Superintendent's Message

Denny Morrison Superintendent

From the Superintendent:

My hopes and dreams for our students are that each youngster experiences success each and every day.  Even though our district's focus will be on continued increased student achievement, we will not forget the other components that go into the making of a quality education.  The effectiveness of a school district should not and cannot be measured by the results of tests administered in a single day or a single week. We are about so much more than that in Xenia.  We will continue to work to instill values in our young people and help them develop personal responsibility.  These are the same virtues that you and I learned a long time ago.  The continuation of these old-fashioned family values is absolutely critical.  In addition to these, my promise to you is that we will work hard to meet the needs of all of our young people regardless of whether they have special needs, are academically gifted and talented, or are the average or "middle of the road" students as I like to call them.  Every decision that we make will be based on the response to one single question, "Is this what is best for kids?" 

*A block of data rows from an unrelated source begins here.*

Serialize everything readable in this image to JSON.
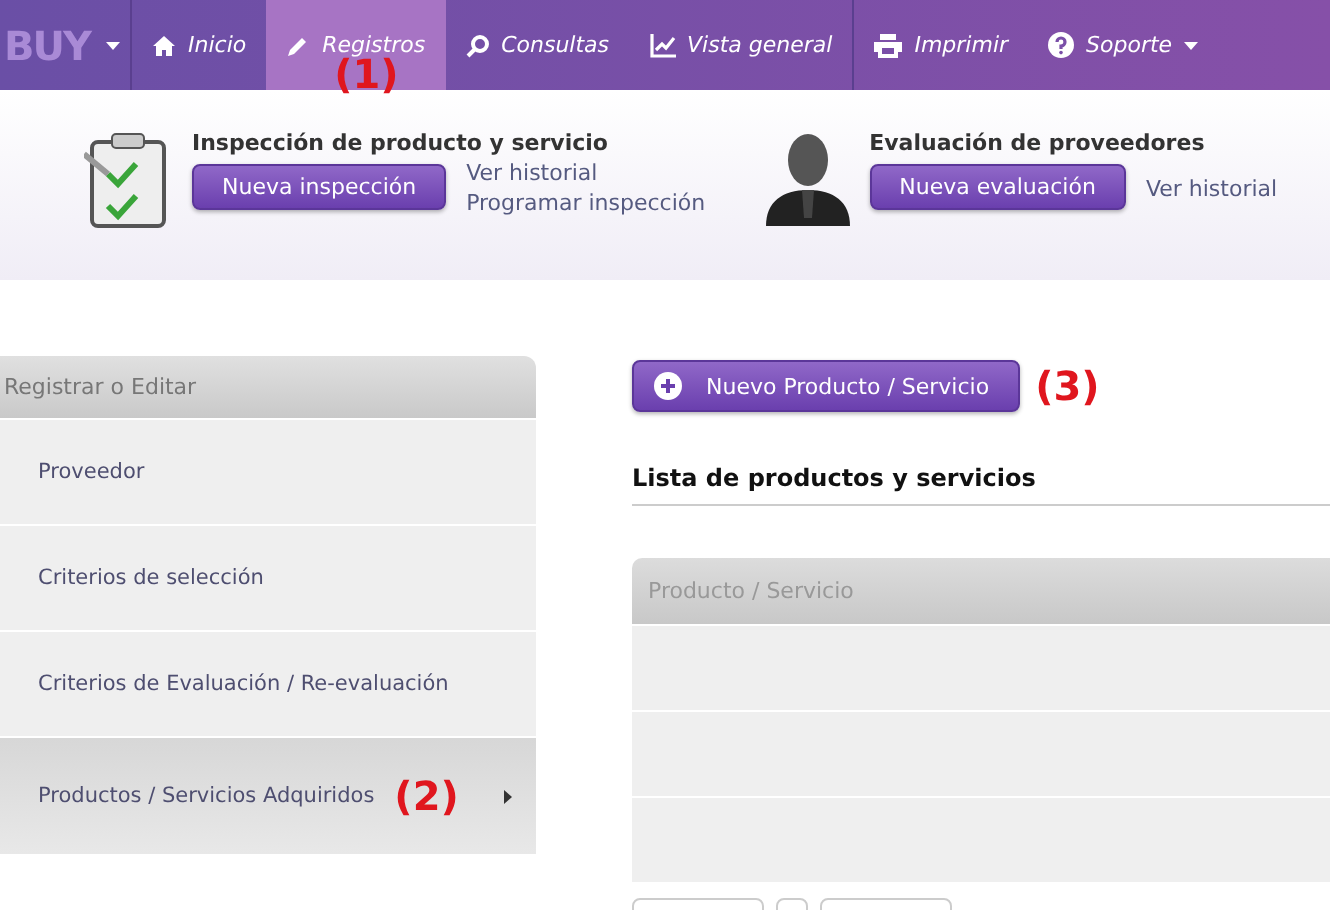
{
  "navbar": {
    "brand": "BUY",
    "items": [
      {
        "label": "Inicio",
        "selected": false
      },
      {
        "label": "Registros",
        "selected": true,
        "callout": "(1)"
      },
      {
        "label": "Consultas",
        "selected": false
      },
      {
        "label": "Vista general",
        "selected": false
      },
      {
        "label": "Imprimir",
        "selected": false,
        "divider": true
      },
      {
        "label": "Soporte",
        "selected": false,
        "dropdown": true
      }
    ]
  },
  "quick_actions": [
    {
      "title": "Inspección de producto y servicio",
      "button": "Nueva inspección",
      "links": [
        "Ver historial",
        "Programar inspección"
      ]
    },
    {
      "title": "Evaluación de proveedores",
      "button": "Nueva evaluación",
      "links": [
        "Ver historial"
      ]
    }
  ],
  "sidebar": {
    "title": "Registrar o Editar",
    "items": [
      {
        "label": "Proveedor",
        "selected": false
      },
      {
        "label": "Criterios de selección",
        "selected": false
      },
      {
        "label": "Criterios de Evaluación / Re-evaluación",
        "selected": false
      },
      {
        "label": "Productos / Servicios Adquiridos",
        "selected": true,
        "callout": "(2)"
      }
    ]
  },
  "main": {
    "new_button": "Nuevo Producto / Servicio",
    "callout": "(3)",
    "list_title": "Lista de productos y servicios",
    "table": {
      "columns": [
        "Producto / Servicio"
      ]
    }
  }
}
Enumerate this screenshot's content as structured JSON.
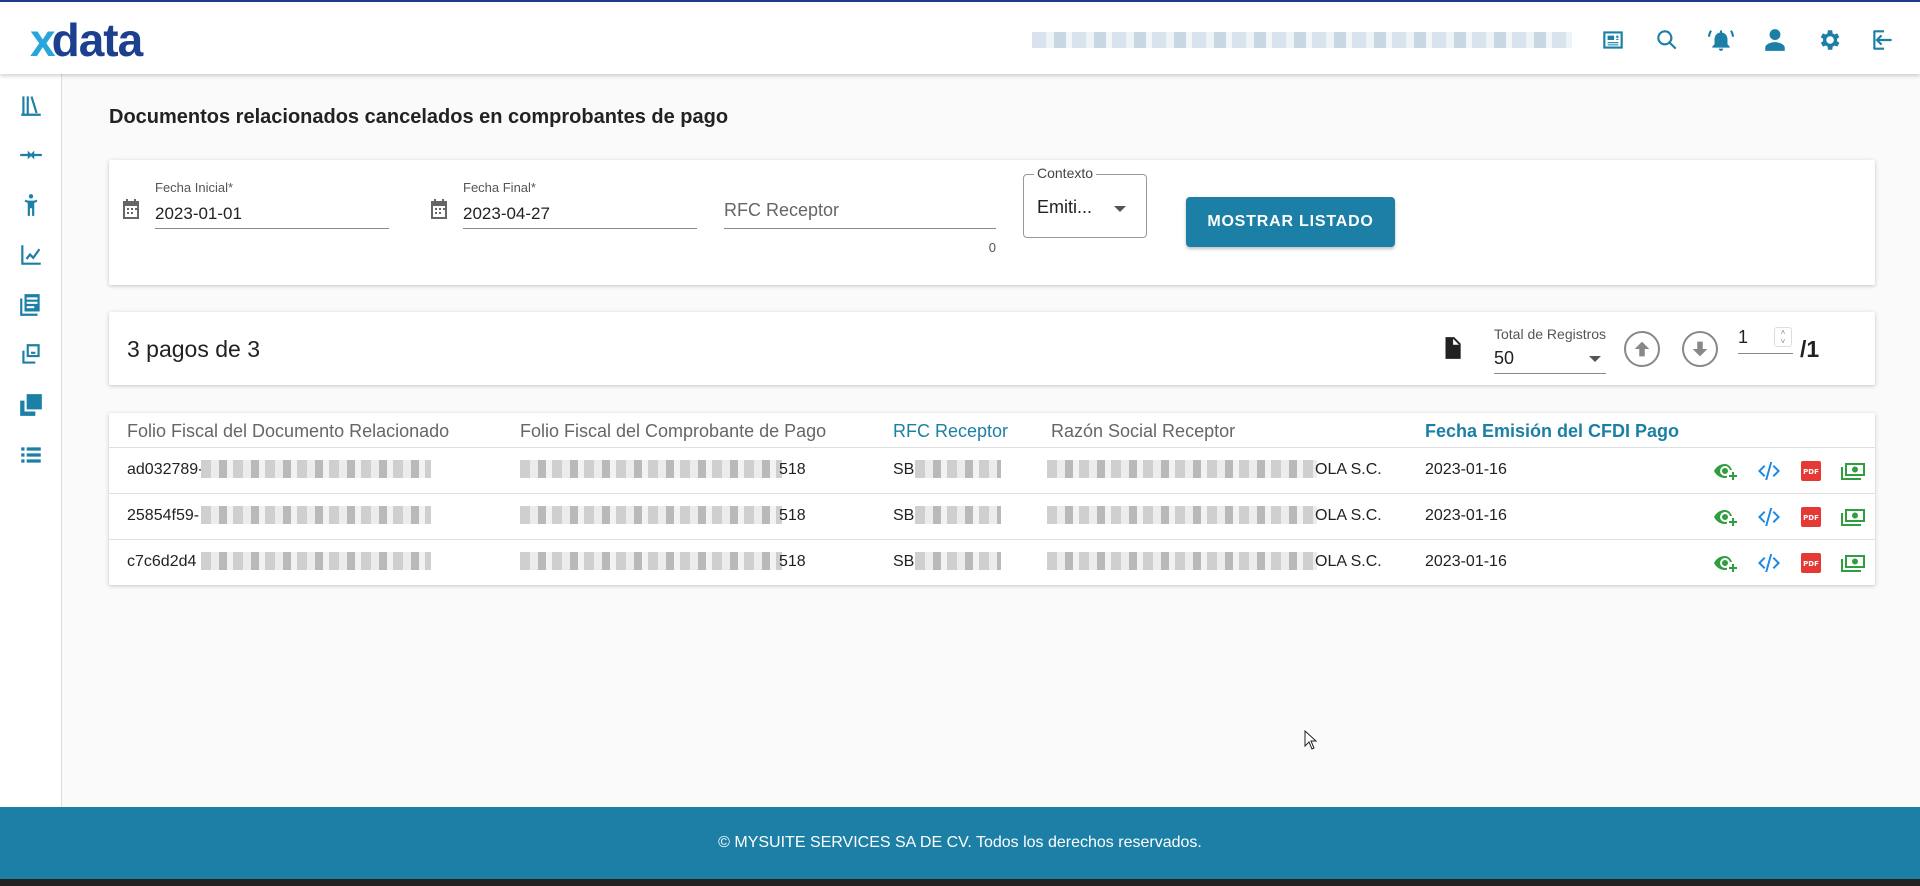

I promise you that our school district will continue every effort to ensure that we are doing everything possible to ensure success.  The hard truth is, however, that we cannot do it alone.  We need your help.  Parent involvement and the total cooperation of both the school and the business community are not extra duties to be performed if time permits, they are fundamental and basic ways to improve education.  We need our parents and community members to understand that they must become partners in the educational process.  Our community has a wealth of people who have so much to offer to our young people.  We are a community that is truly blessed.  This is my challenge to you.  If you have an hour a week, get involved in our school system.  You do not need to hold a teaching license to make a difference.  Possibilities range from helping out in the office or the lunchroom, to reading to a young person, to guest lecturing to a class, to explaining how to do math problems, to just listening to our young people.  Sometimes the best classroom is at the feet of a senior citizen.  The more individualized attention we can provide to our young people in our schools, the better connected they will remain and the better their opportunity to attain a diploma.  Contact the school to see what you can do to become involved.  Be a hero to a young person.  Be a volunteer!

Denny Morrison
Superintendent


2/16/2014